This allows you to see where you stand in comparison with MLB pitchers if you are a pitcher of a different level (youth, high school, College). It also gives us a guide of what type of pitches he should throw.  If he has league average Bauer Units he should look into developing a 2-seam, if they are above average then try to throw middle/up in the zone and if it is below average he should try to throw middle/down in the zone.

This athlete’s numbers then tell us this – Having a fastball that is 72 mph with a 2,000 rpm gives him a 27 BU. Meaning he is above average and should throw middle to up in the zone. Coupled with his curveball which is 39.2 BU, he should pretty much live in the top shelf of the strike zone and throw CB off of that. In comparison to a MLB pitcher we chose Justin Verlander of the Houston Astros (the players favorite team) Using his best fastball and curveball we are at:

Fastball 99 mph / 2,598 rpm = 26 BU

Curveball 82 mph / 3,064 rpm = 37 BU

Using this we can say as a pitcher he should try to emulate Verlander’s style of pitching of changing eye levels and pitch up and out of the zone with his fastball. As I said before – majority of coaches would tell this pitcher he needs to live down in the strike zone, and pitch to contact. Having this information drastically changes how he pitches in games, but also allows him to maximize his ability to spin the ball at a high rate.

How to continue with this athlete’s pitch and velocity development

When looking at video you can see some inefficiencies how he releases the pitch. Mainly being how his elbow spirals into releasing the pitch, where his chest lunges forward blocking his arm from fully unwinding. Over the next month to reduce the chance of injury – we will work on lead leg bracing and patterning how his upper body needs to rotate and move into pitch release.
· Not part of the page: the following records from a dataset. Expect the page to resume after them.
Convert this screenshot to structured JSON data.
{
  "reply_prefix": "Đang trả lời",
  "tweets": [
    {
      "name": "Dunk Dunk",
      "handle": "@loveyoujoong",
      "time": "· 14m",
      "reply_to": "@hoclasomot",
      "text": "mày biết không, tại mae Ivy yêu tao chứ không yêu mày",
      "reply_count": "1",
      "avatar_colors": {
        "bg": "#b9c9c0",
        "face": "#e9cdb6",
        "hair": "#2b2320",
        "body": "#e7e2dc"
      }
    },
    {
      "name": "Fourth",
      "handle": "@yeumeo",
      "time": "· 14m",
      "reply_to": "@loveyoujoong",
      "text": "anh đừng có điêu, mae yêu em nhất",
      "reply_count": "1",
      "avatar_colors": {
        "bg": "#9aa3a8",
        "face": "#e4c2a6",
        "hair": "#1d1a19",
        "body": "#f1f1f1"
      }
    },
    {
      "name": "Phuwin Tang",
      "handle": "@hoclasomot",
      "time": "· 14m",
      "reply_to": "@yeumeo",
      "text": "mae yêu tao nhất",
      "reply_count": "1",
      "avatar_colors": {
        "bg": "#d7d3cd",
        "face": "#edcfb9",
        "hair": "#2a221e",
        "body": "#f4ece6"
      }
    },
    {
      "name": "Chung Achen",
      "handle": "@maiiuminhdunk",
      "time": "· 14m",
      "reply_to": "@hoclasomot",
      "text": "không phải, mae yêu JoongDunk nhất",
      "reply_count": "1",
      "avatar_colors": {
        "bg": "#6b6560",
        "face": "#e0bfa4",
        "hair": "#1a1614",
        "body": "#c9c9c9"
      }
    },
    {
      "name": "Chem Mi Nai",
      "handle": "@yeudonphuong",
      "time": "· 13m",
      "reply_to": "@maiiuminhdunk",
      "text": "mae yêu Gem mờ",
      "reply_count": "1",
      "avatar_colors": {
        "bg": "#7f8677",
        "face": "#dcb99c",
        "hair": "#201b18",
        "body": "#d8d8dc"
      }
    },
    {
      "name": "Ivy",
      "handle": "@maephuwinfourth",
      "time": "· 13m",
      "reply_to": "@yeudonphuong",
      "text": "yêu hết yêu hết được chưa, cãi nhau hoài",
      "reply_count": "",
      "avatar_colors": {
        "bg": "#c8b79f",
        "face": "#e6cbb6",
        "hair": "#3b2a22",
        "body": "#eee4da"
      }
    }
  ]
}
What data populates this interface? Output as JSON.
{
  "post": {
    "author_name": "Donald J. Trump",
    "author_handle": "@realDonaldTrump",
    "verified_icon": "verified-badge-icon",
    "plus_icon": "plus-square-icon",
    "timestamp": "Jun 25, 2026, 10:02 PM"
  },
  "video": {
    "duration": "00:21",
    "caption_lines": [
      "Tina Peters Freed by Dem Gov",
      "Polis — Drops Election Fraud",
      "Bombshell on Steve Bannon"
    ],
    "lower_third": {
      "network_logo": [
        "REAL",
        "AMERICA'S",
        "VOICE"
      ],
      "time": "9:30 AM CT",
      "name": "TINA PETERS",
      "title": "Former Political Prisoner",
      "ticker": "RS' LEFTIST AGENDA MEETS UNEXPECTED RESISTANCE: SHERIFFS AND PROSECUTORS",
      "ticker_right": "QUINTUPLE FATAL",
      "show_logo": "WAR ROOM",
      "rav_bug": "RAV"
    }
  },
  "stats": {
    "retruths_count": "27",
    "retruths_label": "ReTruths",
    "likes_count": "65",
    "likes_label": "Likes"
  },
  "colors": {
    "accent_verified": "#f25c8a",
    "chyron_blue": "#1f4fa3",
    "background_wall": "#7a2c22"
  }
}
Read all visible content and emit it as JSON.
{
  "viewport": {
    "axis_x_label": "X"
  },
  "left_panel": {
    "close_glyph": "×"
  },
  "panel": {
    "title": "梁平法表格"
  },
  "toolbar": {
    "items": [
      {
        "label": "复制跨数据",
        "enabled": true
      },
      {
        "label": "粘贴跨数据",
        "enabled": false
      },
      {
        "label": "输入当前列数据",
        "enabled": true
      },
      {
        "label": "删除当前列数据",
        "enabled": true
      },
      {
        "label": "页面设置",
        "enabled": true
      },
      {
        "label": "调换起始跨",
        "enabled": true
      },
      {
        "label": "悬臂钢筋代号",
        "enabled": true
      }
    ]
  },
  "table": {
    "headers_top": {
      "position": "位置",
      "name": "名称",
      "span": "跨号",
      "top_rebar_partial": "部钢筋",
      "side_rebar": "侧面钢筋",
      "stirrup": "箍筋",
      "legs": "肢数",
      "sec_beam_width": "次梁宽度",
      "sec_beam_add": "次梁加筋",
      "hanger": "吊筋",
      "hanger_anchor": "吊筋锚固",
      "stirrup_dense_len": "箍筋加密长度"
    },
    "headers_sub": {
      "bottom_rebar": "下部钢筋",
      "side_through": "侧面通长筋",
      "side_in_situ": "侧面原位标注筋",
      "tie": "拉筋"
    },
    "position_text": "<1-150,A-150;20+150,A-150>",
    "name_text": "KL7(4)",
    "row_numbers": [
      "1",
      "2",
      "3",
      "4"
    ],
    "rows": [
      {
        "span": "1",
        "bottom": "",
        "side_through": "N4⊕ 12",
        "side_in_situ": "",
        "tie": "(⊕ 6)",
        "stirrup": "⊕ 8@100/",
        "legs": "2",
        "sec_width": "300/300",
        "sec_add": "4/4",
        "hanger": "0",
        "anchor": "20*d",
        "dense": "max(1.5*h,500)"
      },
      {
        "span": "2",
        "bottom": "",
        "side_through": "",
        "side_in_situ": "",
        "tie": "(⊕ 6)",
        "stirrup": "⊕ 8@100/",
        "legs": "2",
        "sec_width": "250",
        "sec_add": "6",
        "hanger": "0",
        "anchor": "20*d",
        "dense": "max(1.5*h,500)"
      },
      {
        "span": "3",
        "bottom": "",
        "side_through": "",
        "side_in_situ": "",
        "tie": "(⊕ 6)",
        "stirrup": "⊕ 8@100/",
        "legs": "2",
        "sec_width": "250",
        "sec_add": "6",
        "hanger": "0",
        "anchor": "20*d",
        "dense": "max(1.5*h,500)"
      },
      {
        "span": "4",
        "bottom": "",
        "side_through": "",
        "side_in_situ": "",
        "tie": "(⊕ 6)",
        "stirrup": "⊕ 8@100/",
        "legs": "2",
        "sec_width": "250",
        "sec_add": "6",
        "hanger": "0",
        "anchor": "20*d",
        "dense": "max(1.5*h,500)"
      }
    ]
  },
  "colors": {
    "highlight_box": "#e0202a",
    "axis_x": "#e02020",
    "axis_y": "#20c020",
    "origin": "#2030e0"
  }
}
My question is when focusing on this change in clearing space for his arm to throw, will it harm or help his current pitch’s spin rates? My gut says the latter, because now that he has more freedom to move he allow himself to rotate efficiently in the upper half.

What makes this process so unique is the ability to make quick adjustments on pitch creation, which before was a time intensive process with a lot of “well, let’s see if this works”. Now we can quickly look at the information with video and say – “well, you are letting the curveball slide up your index finger on release of the pitch, causing it to be off axis and not spin as well.”  Pitchers when given this information and see themselves on video, make much quicker and long lasting adjustments. Knowing what they need to fix or change in a game rather than guessing or saying “My curveball just sucks”. It also allows players to see what the effectiveness of the pitch looks like, what the batter see’s vs what really happens. In the picture below, you can see two lines on the way to the plate. The full red line is how the ball actually moved and the dotted line is what the batter saw.

What you can see is that a batter saw the ball being close to the right handed batter’s box, but it really ended up in the left handed batter’s box.


P.S. If you live in the Austin area and want to have their pitching evaluated with Rapsodo please feel free to reach out to me!!

Scott Lacey